What Are the Common Myths About Hearing Loss?
Hearing loss is a condition that is not well understood. This lack of understanding leads to common myths that people believe even though they aren’t true. In this post, we’ll debunk five of the most common myths and break the cycle of misinformation surrounding this topic. The five myths we will discuss are:
1. You only need a hearing aid if you can’t hear at all
2. Hearing aids are only for old people
3. Hearing aids make everything sound too loud
4. Hearing loss doesn’t affect your overall health
5. I don’t need a hearing aid; I need to get my ears cleaned
Hearing Loss Myth #1 - You Only Need a Hearing Aid if You Can't Hear at All.
The myth that only people with severe or profound hearing loss need help from a hearing aid is false. Even someone with mild hearing loss can significantly benefit from the increased speech understanding you get with a hearing aid. We encourage people with mild hearing loss to wear hearing aids to improve their hearing and keep their brains young and healthy.

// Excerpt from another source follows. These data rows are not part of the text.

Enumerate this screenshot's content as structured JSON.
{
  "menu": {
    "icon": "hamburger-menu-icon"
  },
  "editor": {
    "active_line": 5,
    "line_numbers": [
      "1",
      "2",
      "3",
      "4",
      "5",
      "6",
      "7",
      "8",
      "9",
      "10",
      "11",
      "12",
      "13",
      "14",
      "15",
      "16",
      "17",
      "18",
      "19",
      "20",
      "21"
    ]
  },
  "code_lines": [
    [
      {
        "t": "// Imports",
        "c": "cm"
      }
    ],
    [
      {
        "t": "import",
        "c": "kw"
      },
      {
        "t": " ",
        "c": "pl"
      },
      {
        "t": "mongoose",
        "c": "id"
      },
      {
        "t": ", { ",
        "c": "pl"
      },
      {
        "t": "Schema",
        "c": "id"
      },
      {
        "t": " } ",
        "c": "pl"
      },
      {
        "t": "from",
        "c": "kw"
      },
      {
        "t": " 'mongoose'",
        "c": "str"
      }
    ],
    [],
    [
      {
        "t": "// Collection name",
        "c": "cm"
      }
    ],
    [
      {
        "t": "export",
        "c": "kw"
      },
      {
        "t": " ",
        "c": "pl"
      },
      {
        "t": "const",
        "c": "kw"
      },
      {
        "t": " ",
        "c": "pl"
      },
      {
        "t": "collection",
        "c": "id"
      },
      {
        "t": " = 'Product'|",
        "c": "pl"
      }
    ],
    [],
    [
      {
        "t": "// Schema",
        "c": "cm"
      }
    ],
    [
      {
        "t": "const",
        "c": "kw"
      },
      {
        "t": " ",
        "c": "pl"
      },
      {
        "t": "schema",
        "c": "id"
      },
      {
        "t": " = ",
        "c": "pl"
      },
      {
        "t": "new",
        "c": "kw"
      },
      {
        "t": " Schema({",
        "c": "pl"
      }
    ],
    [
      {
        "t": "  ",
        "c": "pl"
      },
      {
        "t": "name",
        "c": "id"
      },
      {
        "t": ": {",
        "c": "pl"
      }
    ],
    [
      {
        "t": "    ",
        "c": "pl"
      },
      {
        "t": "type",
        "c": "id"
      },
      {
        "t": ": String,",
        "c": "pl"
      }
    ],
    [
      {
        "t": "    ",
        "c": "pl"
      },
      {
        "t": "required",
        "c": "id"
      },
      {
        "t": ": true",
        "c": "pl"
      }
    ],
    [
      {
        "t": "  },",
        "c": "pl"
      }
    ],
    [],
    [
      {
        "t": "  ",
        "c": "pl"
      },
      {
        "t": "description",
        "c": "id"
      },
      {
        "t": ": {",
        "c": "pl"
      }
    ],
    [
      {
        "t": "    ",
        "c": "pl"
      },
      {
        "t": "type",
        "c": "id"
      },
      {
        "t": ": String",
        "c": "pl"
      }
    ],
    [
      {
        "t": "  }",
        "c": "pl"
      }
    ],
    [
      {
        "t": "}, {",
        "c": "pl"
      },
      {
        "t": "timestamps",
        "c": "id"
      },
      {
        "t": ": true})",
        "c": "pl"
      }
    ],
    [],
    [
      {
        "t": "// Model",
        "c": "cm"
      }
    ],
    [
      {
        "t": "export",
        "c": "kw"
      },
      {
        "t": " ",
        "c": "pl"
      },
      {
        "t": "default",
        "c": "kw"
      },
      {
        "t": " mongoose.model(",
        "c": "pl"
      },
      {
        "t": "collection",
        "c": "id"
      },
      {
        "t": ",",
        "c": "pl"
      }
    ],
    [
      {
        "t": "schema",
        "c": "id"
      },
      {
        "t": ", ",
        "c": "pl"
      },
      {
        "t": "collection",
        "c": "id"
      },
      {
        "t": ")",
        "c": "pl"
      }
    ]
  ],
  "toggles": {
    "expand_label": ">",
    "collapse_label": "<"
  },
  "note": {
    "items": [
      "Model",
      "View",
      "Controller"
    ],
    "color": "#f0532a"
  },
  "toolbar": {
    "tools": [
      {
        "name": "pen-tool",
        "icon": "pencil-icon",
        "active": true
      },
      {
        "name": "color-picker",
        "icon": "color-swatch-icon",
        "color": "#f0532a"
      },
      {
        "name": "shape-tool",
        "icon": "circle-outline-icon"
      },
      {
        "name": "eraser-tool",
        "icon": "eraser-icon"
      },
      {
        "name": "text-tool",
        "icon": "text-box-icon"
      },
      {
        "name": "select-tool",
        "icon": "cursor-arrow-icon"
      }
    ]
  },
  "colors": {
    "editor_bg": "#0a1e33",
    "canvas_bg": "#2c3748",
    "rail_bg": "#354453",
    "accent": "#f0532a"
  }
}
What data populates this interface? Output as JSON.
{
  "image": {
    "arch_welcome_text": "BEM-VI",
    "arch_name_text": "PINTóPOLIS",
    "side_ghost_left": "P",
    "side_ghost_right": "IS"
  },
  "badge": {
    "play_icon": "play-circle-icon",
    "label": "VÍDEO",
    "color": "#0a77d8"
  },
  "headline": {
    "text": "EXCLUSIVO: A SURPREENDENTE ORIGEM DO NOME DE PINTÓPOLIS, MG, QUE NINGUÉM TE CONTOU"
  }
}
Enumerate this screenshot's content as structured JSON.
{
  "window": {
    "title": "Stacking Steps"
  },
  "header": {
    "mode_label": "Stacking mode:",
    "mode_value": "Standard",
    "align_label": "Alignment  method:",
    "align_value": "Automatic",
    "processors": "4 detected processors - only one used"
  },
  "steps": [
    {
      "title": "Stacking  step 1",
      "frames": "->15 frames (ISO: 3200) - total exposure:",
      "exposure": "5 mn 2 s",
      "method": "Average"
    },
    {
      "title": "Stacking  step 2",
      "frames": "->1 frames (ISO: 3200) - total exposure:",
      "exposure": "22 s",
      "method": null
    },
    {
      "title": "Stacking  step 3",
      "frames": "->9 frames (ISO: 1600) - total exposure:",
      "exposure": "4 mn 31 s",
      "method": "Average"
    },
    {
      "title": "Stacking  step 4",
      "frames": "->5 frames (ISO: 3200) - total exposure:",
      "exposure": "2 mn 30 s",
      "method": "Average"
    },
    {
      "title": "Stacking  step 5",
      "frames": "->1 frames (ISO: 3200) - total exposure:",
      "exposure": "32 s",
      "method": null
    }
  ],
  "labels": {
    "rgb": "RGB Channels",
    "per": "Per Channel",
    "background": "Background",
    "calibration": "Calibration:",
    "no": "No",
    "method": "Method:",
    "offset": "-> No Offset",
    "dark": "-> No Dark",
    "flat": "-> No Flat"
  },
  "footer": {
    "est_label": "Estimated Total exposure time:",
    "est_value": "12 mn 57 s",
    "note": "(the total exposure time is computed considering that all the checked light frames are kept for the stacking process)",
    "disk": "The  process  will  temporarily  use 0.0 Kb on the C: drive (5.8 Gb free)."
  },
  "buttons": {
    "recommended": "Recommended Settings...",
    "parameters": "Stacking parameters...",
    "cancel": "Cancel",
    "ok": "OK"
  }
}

The truth is the longer you wait to treat hearing loss, the less likely it becomes to gain the speech understanding you might expect from using a hearing aid. So you want to act sooner rather than later.
To learn more about the degrees of hearing loss, click here.
Hearing Loss Myth #2 - Hearing Aids Are Only for Old People.
Hearing loss can happen to anyone and at any age. It is not limited to seniors. The National Institute on Deafness and Other Communication Disorders says that one in five Americans who are 12 or older have reported hearing loss.
There are several causes associated with hearing loss. These include age, noise exposure, genetics, and certain medical conditions. And while most hearing loss can’t be reversed, an audiologist can treat it with hearing aids.
So, don’t wait until you’re “old” to start thinking about your hearing health. If you’re noticing changes in your hearing, it’s time to talk to your doctor.
Hearing Loss Myth #3 - Hearing Aids Make Everything Sound Too Loud.
Correctly fitted hearing aids should help you hear more clearly but not be too loud to wear. A competent audiologist should adjust the hearing aid’s maximum power output so it never gets too loud or uncomfortable.
Hearing aids also come in different power levels, so what’s right for one person is not suitable for everyone. To find the right hearing aids, getting help from an audiologist is essential. They will consider your specific needs, ensuring that you get a hearing aid best suited for your level of hearing loss.
Hearing Loss Myth #4 - Hearing Loss Doesn't Affect Your Overall Health.
Hearing loss does affect your overall health. People with hearing loss often feel more anxious, tired, stressed, and even depressed. It’s difficult to talk to people when you have trouble hearing. Distancing yourself from others can cause strain on your relationships and make you feel isolated. Fatigue can result from working too hard to catch what others are saying.
Hearing loss is even connected to other medical conditions. People with diabetes, heart disease, and kidney disease are more likely to have hearing loss. Changes in hearing can indicate changes in other body systems as well. Having your hearing tested annually should be part of your routine medical care.
Hearing Loss Myth #5 - I Don't Need a Hearing Aid. I Need to Get My Ears Cleaned.
We know that people want an easy solution, but we don’t see excessive earwax buildup as a common cause of hearing loss in our patients. I’m not saying that earwax can’t cause hearing loss because it can. It’s not usually the root cause of our patient’s hearing troubles.
Earwax can cause hearing loss only if wax completely clogs your ear canals. If earwax your ears aren’t completely blocked with wax, cleaning them won’t remediate hearing loss.
Some earwax is a good thing. Earwax helps protect your ears and keeps them healthy. Only when there’s too much wax buildup that problems occur.
There needs to be more knowledge about hearing loss so people can make better decisions about their hearing. Hopefully, this article busted a few myths and empowered you to be proactive with your hearing health.